### What you have to do
Look at every line of the material and count the ones holding the word "almost". The answer is the number only.

### Records supplied
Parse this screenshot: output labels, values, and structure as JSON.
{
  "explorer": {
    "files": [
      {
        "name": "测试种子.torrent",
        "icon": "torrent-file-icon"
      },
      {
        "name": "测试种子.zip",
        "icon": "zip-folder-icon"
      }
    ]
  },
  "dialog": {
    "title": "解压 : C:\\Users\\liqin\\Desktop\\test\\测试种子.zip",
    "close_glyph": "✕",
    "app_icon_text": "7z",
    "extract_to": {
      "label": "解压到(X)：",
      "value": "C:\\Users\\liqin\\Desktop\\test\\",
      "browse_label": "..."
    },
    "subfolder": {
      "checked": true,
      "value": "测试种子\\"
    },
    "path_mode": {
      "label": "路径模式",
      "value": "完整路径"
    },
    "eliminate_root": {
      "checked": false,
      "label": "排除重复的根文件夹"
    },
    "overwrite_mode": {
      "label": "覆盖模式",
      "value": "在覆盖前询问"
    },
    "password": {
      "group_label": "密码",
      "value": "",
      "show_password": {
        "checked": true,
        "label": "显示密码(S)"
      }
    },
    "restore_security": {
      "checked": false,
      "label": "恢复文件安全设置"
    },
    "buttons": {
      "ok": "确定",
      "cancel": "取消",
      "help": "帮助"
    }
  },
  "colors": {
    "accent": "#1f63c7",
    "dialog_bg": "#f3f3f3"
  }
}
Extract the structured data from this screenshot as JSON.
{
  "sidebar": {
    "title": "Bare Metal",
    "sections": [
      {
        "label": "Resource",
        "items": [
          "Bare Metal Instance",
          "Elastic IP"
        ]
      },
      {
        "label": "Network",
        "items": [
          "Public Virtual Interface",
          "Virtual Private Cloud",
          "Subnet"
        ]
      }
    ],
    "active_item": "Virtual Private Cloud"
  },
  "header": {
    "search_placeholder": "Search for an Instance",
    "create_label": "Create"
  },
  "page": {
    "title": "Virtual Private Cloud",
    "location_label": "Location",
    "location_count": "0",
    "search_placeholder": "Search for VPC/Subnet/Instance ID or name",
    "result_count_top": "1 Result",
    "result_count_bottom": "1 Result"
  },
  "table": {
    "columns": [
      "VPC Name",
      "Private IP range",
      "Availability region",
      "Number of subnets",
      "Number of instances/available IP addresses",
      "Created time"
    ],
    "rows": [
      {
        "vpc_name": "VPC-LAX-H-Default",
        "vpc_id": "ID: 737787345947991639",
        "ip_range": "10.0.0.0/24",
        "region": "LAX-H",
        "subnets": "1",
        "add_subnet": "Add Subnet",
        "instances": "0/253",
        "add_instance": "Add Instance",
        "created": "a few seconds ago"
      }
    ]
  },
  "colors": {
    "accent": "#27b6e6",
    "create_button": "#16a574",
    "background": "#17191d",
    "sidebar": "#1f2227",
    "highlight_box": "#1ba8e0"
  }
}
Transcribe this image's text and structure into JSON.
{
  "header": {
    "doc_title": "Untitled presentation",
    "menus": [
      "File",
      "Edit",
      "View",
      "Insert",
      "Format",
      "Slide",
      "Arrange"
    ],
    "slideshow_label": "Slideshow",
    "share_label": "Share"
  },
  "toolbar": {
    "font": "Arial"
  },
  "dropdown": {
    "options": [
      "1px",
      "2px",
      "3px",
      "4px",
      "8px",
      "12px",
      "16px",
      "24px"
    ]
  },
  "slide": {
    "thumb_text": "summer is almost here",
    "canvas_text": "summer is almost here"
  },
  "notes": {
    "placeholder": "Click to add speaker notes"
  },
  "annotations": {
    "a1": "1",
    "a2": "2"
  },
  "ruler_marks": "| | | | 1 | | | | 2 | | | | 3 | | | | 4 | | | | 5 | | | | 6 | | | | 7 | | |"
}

### Completed task
2